--- AIM OF THE EXERCISE ---
Exactly as they appear, output all of the entries.

--- EXTRACTED DATA ---
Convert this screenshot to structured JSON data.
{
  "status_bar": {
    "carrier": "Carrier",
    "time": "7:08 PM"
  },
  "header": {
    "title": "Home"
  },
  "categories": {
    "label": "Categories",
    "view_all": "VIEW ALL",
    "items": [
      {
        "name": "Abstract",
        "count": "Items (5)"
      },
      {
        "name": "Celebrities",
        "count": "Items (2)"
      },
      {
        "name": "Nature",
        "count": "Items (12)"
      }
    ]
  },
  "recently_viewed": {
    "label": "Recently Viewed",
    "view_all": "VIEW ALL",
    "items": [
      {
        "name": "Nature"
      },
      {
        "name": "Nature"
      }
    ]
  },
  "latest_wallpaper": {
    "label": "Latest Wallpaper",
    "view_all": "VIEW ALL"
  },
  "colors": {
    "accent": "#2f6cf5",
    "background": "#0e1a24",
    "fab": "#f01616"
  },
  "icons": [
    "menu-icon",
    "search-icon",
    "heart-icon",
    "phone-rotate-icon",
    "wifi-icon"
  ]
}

--- ANSWER TO THIS EXERCISE ---
Convert this screenshot to structured JSON data.
{
  "status_bar": {
    "carrier": "Carrier",
    "time": "7:08 PM"
  },
  "header": {
    "title": "Home"
  },
  "categories": {
    "label": "Categories",
    "view_all": "VIEW ALL",
    "items": [
      {
        "name": "Abstract",
        "count": "Items (5)"
      },
      {
        "name": "Celebrities",
        "count": "Items (2)"
      },
      {
        "name": "Nature",
        "count": "Items (12)"
      }
    ]
  },
  "recently_viewed": {
    "label": "Recently Viewed",
    "view_all": "VIEW ALL",
    "items": [
      {
        "name": "Nature"
      },
      {
        "name": "Nature"
      }
    ]
  },
  "latest_wallpaper": {
    "label": "Latest Wallpaper",
    "view_all": "VIEW ALL"
  },
  "colors": {
    "accent": "#2f6cf5",
    "background": "#0e1a24",
    "fab": "#f01616"
  },
  "icons": [
    "menu-icon",
    "search-icon",
    "heart-icon",
    "phone-rotate-icon",
    "wifi-icon"
  ]
}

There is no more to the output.